The Link Between Dangerous Jobs and Opioids
A recent Massachusetts labor report revealed an alarming truth: Construction workers are six times more likely than other workers to die from overdose of an opioid prescribed after an on-the-job injury. This finding shows that companies in dangerous injuries such as construction need to do more to ensure worker safety, safety advocates warn. The report was released this month by the Massachusetts Department of Public Health, and it established a clear link between dangerous occupations – including roofing, carpentry, painting and pipe laying – and addiction to opioids. DPH reviewed more than 4,300 opioid-related deaths in the Bay State from 2011 to 2015, comparing the information by occupation and industry. They were trying to determine if work-related injuries had caused opioid use, addiction and deaths. They found from 4,285 worker death certificates that more than 1,000 were employed in the construction industry. The death rate related to opioids for those workers was six times more than the average death rate for all workers in MA, with 150.6 deaths for each 100k workers, compared to the average of 25.1. The rate was 5 times higher than the average for workers in the fishing industry. A representative from the New England Regional Council on Carpenters stated that there is a problem with opioids in the construction industry. Part of the problem is the physical toll that is taken on a worker’s body over the years. More construction workers are taking opioids to deal with the pain of their arduous work. This can cause people to overdose on the drugs and, in some cases, can lead to more workplace injuries. The report confirms the fact that hazardous jobs are not a risk only because of the chance of fatal injury, according to the Massachusetts Coalition for Occupational Safety and Health (MassCOSH). They also can lead to a dangerous opioid addiction that can ruin lives and can also lead to other workers’ being hurt on the job. MassCOSH argues that Massachusetts should have a workplace injury and illness record keeping regulation that mandates that employers keep at least five years’ worth of records of injuries of people on the job. A recent report by Forbes also notes that the U.S. construction industry has been hard hit by the opioid epidemic in the country.

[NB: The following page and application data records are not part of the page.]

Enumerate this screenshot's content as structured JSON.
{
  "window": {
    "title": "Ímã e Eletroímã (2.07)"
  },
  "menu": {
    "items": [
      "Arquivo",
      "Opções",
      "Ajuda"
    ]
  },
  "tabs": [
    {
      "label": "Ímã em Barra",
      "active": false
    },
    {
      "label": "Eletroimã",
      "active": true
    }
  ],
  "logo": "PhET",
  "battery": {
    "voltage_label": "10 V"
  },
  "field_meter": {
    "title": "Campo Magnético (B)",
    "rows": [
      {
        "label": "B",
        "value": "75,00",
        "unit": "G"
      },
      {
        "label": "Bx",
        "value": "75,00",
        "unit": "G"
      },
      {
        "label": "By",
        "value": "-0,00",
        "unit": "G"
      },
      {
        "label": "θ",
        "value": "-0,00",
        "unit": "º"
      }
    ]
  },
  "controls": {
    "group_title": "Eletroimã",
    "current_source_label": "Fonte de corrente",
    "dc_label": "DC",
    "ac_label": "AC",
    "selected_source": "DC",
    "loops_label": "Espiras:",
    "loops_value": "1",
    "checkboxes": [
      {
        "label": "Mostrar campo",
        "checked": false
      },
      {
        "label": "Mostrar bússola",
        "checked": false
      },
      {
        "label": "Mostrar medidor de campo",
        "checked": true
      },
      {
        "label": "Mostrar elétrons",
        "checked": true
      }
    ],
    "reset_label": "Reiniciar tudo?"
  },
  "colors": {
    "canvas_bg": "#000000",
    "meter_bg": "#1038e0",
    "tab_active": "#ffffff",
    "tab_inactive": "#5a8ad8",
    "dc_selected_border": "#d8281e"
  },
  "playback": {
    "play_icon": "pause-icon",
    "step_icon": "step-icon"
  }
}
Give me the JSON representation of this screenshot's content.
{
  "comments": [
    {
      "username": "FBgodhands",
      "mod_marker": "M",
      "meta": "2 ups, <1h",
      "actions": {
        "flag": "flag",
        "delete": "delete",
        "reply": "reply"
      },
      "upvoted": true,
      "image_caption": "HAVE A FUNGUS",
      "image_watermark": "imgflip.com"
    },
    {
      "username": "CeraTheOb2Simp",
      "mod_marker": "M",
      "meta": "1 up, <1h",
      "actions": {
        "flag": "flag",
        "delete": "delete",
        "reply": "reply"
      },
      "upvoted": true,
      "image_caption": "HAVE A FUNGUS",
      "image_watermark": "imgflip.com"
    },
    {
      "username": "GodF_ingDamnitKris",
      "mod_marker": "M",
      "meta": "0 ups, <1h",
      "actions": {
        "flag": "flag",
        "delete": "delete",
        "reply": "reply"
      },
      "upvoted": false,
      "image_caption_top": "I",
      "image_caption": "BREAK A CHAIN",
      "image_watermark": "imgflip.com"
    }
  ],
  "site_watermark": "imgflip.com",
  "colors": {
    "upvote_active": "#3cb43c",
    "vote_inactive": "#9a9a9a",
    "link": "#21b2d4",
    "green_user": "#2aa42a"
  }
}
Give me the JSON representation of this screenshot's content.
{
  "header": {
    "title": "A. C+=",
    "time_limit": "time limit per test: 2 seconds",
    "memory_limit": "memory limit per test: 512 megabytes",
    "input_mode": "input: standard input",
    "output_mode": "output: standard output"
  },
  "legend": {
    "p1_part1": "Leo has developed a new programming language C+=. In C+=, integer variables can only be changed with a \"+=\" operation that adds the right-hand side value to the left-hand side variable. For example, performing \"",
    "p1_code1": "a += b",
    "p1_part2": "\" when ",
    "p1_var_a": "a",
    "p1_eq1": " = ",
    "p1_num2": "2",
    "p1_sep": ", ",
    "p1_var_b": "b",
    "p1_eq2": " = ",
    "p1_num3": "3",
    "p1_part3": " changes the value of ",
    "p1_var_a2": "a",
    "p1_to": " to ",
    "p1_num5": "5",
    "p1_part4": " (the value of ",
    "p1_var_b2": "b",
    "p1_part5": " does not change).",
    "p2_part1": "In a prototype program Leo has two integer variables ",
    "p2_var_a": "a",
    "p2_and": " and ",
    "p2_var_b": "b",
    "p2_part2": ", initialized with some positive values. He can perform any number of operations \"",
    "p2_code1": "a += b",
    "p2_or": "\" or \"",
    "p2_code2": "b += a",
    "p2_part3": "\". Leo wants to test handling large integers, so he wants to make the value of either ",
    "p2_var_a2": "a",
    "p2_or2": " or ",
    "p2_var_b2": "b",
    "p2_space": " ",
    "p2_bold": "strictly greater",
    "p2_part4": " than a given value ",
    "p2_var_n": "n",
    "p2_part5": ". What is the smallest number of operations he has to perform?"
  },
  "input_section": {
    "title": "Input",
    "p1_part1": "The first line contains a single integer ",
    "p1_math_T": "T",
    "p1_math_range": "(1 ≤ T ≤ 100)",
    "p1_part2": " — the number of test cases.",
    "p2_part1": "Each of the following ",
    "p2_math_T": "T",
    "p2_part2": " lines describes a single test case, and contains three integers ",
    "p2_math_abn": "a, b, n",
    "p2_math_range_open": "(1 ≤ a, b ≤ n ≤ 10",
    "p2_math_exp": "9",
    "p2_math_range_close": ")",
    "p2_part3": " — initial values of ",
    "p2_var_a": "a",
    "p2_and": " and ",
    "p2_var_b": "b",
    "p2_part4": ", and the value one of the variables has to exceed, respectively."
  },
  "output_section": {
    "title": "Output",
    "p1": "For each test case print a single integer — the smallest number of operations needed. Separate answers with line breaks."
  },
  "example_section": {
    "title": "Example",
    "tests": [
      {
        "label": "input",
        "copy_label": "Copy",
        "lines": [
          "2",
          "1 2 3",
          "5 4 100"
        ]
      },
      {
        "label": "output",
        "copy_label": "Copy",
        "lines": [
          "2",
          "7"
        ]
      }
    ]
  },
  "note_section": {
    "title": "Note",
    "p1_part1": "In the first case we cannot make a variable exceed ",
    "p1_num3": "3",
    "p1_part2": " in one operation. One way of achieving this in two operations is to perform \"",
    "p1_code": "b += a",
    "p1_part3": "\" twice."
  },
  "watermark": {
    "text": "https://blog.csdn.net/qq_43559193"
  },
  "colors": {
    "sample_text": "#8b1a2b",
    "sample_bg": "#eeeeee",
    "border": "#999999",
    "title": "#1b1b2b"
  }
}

But stakeholders seem slow to act to prevent workers from becoming hooked on the drugs. Forbes reports that up to 15% of construction workers use illegal drugs, second only to the food service industry.